Data under study.
▬▬▬▬▬▬▬▬▬▬
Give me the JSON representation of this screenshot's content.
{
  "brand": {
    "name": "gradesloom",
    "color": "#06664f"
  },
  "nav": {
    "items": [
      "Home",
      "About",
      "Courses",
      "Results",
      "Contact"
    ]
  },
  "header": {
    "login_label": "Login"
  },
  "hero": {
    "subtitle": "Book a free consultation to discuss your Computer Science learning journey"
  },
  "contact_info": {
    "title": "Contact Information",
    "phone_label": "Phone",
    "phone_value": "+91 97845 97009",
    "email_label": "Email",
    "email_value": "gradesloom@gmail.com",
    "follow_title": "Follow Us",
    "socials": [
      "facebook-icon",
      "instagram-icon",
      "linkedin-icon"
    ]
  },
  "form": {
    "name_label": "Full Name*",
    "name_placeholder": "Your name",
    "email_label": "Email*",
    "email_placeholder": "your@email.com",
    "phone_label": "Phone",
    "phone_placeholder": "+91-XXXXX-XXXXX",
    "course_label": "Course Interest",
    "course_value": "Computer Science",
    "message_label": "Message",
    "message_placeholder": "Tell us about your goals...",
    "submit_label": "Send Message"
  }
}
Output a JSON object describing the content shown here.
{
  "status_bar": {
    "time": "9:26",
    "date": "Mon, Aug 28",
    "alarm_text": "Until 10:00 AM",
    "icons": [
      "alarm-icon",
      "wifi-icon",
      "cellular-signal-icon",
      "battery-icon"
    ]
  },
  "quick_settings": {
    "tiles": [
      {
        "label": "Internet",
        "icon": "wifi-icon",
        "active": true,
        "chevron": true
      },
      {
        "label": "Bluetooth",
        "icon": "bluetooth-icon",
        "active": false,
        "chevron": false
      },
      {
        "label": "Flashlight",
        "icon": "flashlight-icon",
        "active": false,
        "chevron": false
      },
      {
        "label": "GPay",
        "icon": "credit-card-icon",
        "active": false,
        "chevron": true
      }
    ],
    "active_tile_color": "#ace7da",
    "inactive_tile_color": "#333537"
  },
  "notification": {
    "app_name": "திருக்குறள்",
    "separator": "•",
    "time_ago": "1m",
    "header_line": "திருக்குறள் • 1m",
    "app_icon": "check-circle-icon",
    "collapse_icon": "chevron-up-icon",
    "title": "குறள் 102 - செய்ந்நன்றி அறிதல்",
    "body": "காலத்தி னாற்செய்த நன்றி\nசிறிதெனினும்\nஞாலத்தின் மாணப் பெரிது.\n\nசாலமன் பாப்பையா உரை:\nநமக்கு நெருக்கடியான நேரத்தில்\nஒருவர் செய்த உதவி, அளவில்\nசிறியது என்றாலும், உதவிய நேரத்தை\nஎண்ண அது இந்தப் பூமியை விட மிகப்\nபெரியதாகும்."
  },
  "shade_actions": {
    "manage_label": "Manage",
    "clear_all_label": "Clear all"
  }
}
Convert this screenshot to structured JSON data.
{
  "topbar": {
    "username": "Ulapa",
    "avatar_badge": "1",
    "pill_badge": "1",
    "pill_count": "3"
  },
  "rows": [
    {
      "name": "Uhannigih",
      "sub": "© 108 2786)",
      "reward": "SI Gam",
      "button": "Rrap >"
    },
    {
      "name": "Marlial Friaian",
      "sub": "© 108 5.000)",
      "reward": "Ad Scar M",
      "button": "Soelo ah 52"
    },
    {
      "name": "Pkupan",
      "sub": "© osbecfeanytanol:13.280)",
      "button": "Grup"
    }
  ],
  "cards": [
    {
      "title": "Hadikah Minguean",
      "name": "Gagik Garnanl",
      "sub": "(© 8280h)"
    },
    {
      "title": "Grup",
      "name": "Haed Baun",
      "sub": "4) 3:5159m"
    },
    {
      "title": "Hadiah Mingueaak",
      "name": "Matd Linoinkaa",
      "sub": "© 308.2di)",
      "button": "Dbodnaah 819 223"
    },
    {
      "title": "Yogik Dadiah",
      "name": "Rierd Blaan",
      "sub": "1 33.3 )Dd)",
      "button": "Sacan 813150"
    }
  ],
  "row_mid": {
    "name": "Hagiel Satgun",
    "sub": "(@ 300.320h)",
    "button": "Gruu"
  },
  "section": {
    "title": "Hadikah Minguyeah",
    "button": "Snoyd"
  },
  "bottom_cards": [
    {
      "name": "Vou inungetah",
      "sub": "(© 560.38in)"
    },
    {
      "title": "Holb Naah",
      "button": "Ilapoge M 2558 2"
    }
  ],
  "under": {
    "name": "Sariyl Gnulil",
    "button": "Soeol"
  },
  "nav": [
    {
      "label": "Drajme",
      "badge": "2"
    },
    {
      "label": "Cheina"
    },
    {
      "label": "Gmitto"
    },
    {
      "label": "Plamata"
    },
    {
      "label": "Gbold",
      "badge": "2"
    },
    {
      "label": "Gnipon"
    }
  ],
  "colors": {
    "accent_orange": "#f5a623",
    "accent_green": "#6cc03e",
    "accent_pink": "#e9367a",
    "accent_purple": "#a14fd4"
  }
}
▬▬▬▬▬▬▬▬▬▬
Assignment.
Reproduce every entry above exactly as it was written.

Response area.
Give me the JSON representation of this screenshot's content.
{
  "brand": {
    "name": "gradesloom",
    "color": "#06664f"
  },
  "nav": {
    "items": [
      "Home",
      "About",
      "Courses",
      "Results",
      "Contact"
    ]
  },
  "header": {
    "login_label": "Login"
  },
  "hero": {
    "subtitle": "Book a free consultation to discuss your Computer Science learning journey"
  },
  "contact_info": {
    "title": "Contact Information",
    "phone_label": "Phone",
    "phone_value": "+91 97845 97009",
    "email_label": "Email",
    "email_value": "gradesloom@gmail.com",
    "follow_title": "Follow Us",
    "socials": [
      "facebook-icon",
      "instagram-icon",
      "linkedin-icon"
    ]
  },
  "form": {
    "name_label": "Full Name*",
    "name_placeholder": "Your name",
    "email_label": "Email*",
    "email_placeholder": "your@email.com",
    "phone_label": "Phone",
    "phone_placeholder": "+91-XXXXX-XXXXX",
    "course_label": "Course Interest",
    "course_value": "Computer Science",
    "message_label": "Message",
    "message_placeholder": "Tell us about your goals...",
    "submit_label": "Send Message"
  }
}
Output a JSON object describing the content shown here.
{
  "status_bar": {
    "time": "9:26",
    "date": "Mon, Aug 28",
    "alarm_text": "Until 10:00 AM",
    "icons": [
      "alarm-icon",
      "wifi-icon",
      "cellular-signal-icon",
      "battery-icon"
    ]
  },
  "quick_settings": {
    "tiles": [
      {
        "label": "Internet",
        "icon": "wifi-icon",
        "active": true,
        "chevron": true
      },
      {
        "label": "Bluetooth",
        "icon": "bluetooth-icon",
        "active": false,
        "chevron": false
      },
      {
        "label": "Flashlight",
        "icon": "flashlight-icon",
        "active": false,
        "chevron": false
      },
      {
        "label": "GPay",
        "icon": "credit-card-icon",
        "active": false,
        "chevron": true
      }
    ],
    "active_tile_color": "#ace7da",
    "inactive_tile_color": "#333537"
  },
  "notification": {
    "app_name": "திருக்குறள்",
    "separator": "•",
    "time_ago": "1m",
    "header_line": "திருக்குறள் • 1m",
    "app_icon": "check-circle-icon",
    "collapse_icon": "chevron-up-icon",
    "title": "குறள் 102 - செய்ந்நன்றி அறிதல்",
    "body": "காலத்தி னாற்செய்த நன்றி\nசிறிதெனினும்\nஞாலத்தின் மாணப் பெரிது.\n\nசாலமன் பாப்பையா உரை:\nநமக்கு நெருக்கடியான நேரத்தில்\nஒருவர் செய்த உதவி, அளவில்\nசிறியது என்றாலும், உதவிய நேரத்தை\nஎண்ண அது இந்தப் பூமியை விட மிகப்\nபெரியதாகும்."
  },
  "shade_actions": {
    "manage_label": "Manage",
    "clear_all_label": "Clear all"
  }
}
Convert this screenshot to structured JSON data.
{
  "topbar": {
    "username": "Ulapa",
    "avatar_badge": "1",
    "pill_badge": "1",
    "pill_count": "3"
  },
  "rows": [
    {
      "name": "Uhannigih",
      "sub": "© 108 2786)",
      "reward": "SI Gam",
      "button": "Rrap >"
    },
    {
      "name": "Marlial Friaian",
      "sub": "© 108 5.000)",
      "reward": "Ad Scar M",
      "button": "Soelo ah 52"
    },
    {
      "name": "Pkupan",
      "sub": "© osbecfeanytanol:13.280)",
      "button": "Grup"
    }
  ],
  "cards": [
    {
      "title": "Hadikah Minguean",
      "name": "Gagik Garnanl",
      "sub": "(© 8280h)"
    },
    {
      "title": "Grup",
      "name": "Haed Baun",
      "sub": "4) 3:5159m"
    },
    {
      "title": "Hadiah Mingueaak",
      "name": "Matd Linoinkaa",
      "sub": "© 308.2di)",
      "button": "Dbodnaah 819 223"
    },
    {
      "title": "Yogik Dadiah",
      "name": "Rierd Blaan",
      "sub": "1 33.3 )Dd)",
      "button": "Sacan 813150"
    }
  ],
  "row_mid": {
    "name": "Hagiel Satgun",
    "sub": "(@ 300.320h)",
    "button": "Gruu"
  },
  "section": {
    "title": "Hadikah Minguyeah",
    "button": "Snoyd"
  },
  "bottom_cards": [
    {
      "name": "Vou inungetah",
      "sub": "(© 560.38in)"
    },
    {
      "title": "Holb Naah",
      "button": "Ilapoge M 2558 2"
    }
  ],
  "under": {
    "name": "Sariyl Gnulil",
    "button": "Soeol"
  },
  "nav": [
    {
      "label": "Drajme",
      "badge": "2"
    },
    {
      "label": "Cheina"
    },
    {
      "label": "Gmitto"
    },
    {
      "label": "Plamata"
    },
    {
      "label": "Gbold",
      "badge": "2"
    },
    {
      "label": "Gnipon"
    }
  ],
  "colors": {
    "accent_orange": "#f5a623",
    "accent_green": "#6cc03e",
    "accent_pink": "#e9367a",
    "accent_purple": "#a14fd4"
  }
}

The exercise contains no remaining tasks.